What is it for?
- Correct the excess skin, fat pads and possible loss of lower eyelid tone ("drooping of the lower eyelid")
What does it mean?
- Blepharoplasty is a surgical procedure that rejuvenates the eyelids by removing lower eyelid skin and fat that are in excess and which give a tired look. It also allows correction of senile ectropion and to re-suspend the eyelid, in order to regain a more youthful appearance and also avoid excessive exposure of the conjunctiva (which may in some cases cause red eye). Put simply, the canthopexy and canthoplasty correspond respectively to the suspension of the lower eyelid by plication (ligament suture on itself) or to anchoring the ligament in a new position, usually higher and with more tension
Other procedures that can be associated
- Often associated with upper blepharoplasty (4-eyelid blepharoplasty), complete facelift, mini-lift, brow-lift, botulinum toxin, filling with fat grafting or filling with hyaluronic acid
Type of anaesthesia
- Local anaesthesia with or without sedation or general anaesthesia, depending on the complexity of the case
- Positioned along the skin folds of the eyelids, almost unnoticeable after 1 to 3 months
- It does not require hospitalization, although it does require an accompanying person to return home due to the possible difficulty to fully open the eyes after surgery caused by swelling.
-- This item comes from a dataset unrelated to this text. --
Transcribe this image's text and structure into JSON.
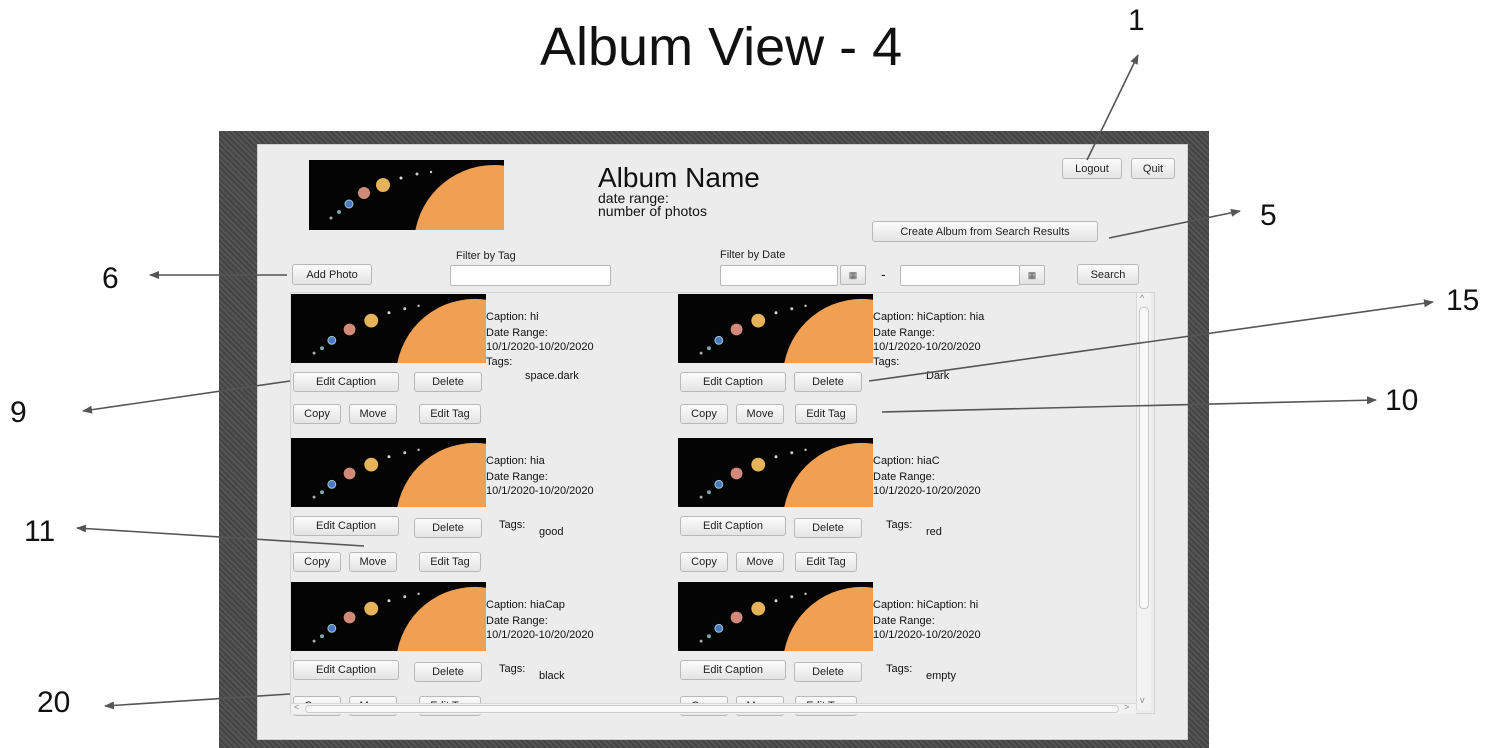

More complex cases may require 1 day in hospital
- You can start reading after 2-3 days. The return to daily activities can start at around 5 to 7 days, although minor bruising may sometimes persists up to 2 weeks
Most frequent problems and risks
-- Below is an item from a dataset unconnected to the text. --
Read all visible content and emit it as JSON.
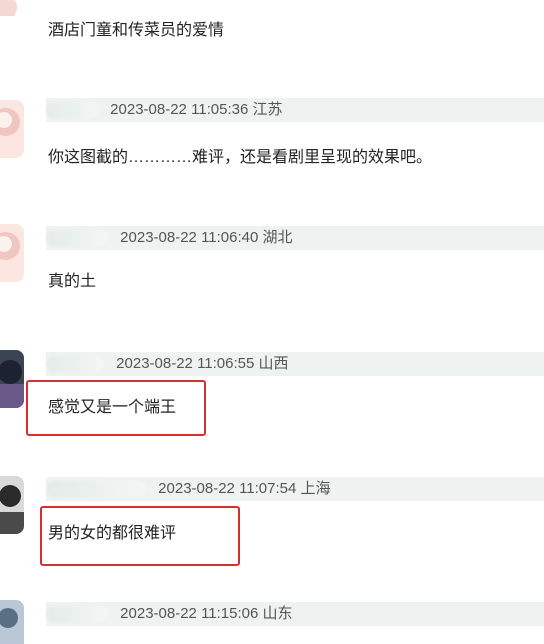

- Temporary discomfort, feeling of "tightness" in the eyelid area, swelling or bruising. Excessive tearing and sensitivity to light during the first weeks should be expected. Temporary dryness, burning or itching in the eyes may also occur but these side effects are rare.
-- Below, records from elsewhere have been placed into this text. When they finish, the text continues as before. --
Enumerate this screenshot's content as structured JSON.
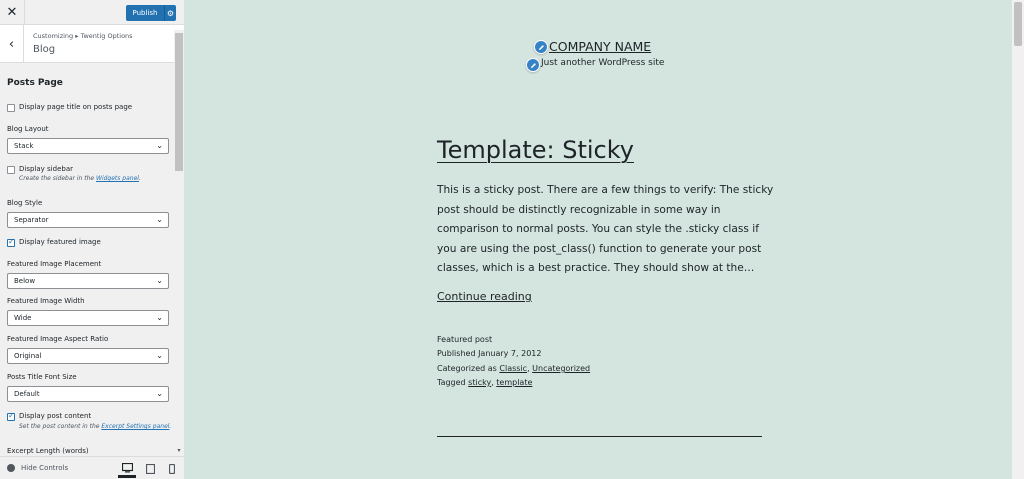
{
  "topbar": {
    "close_label": "✕",
    "publish_label": "Publish",
    "publish_gear": "⚙"
  },
  "section": {
    "breadcrumb_prefix": "Customizing",
    "breadcrumb_sep": "▸",
    "breadcrumb_parent": "Twentig Options",
    "title": "Blog",
    "back_icon": "‹"
  },
  "controls": {
    "posts_page_heading": "Posts Page",
    "display_page_title": {
      "label": "Display page title on posts page",
      "checked": false
    },
    "blog_layout": {
      "label": "Blog Layout",
      "value": "Stack"
    },
    "display_sidebar": {
      "label": "Display sidebar",
      "checked": false,
      "desc_prefix": "Create the sidebar in the ",
      "desc_link": "Widgets panel",
      "desc_suffix": "."
    },
    "blog_style": {
      "label": "Blog Style",
      "value": "Separator"
    },
    "display_featured_image": {
      "label": "Display featured image",
      "checked": true
    },
    "featured_image_placement": {
      "label": "Featured Image Placement",
      "value": "Below"
    },
    "featured_image_width": {
      "label": "Featured Image Width",
      "value": "Wide"
    },
    "featured_image_aspect": {
      "label": "Featured Image Aspect Ratio",
      "value": "Original"
    },
    "posts_title_font_size": {
      "label": "Posts Title Font Size",
      "value": "Default"
    },
    "display_post_content": {
      "label": "Display post content",
      "checked": true,
      "desc_prefix": "Set the post content in the ",
      "desc_link": "Excerpt Settings panel",
      "desc_suffix": "."
    },
    "excerpt_length": {
      "label": "Excerpt Length (words)"
    }
  },
  "footer": {
    "hide_controls_label": "Hide Controls",
    "devices": [
      "desktop-icon",
      "tablet-icon",
      "mobile-icon"
    ],
    "active_device": "desktop"
  },
  "preview": {
    "site_title": "COMPANY NAME",
    "tagline": "Just another WordPress site",
    "post_title": "Template: Sticky",
    "excerpt": "This is a sticky post. There are a few things to verify: The sticky post should be distinctly recognizable in some way in comparison to normal posts. You can style the .sticky class if you are using the post_class() function to generate your post classes, which is a best practice. They should show at the…",
    "continue_label": "Continue reading",
    "meta": {
      "featured": "Featured post",
      "published_prefix": "Published ",
      "published_date": "January 7, 2012",
      "categorized_prefix": "Categorized as ",
      "categories": [
        "Classic",
        "Uncategorized"
      ],
      "tagged_prefix": "Tagged ",
      "tags": [
        "sticky",
        "template"
      ]
    }
  },
  "colors": {
    "accent": "#2271b1",
    "preview_bg": "#d4e4df",
    "sidebar_bg": "#f0f0f1"
  }
}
- More rarely, there may be blurred vision or temporary double vison, infection, bleeding, swelling at the corners of the eyelids, slight asymmetry in healing and hypertrophy, difficulty in completely closing the eyes (which is rarely permanent), and a recessed lower eyelid position (if lower blepharoplasty), which may require additional surgery. Permanent loss of vision is a risk but this is extremely rare
- The improvement, though it may not be lifelong in some cases, usually lasts many years
(with or without canthoplasty/pexy)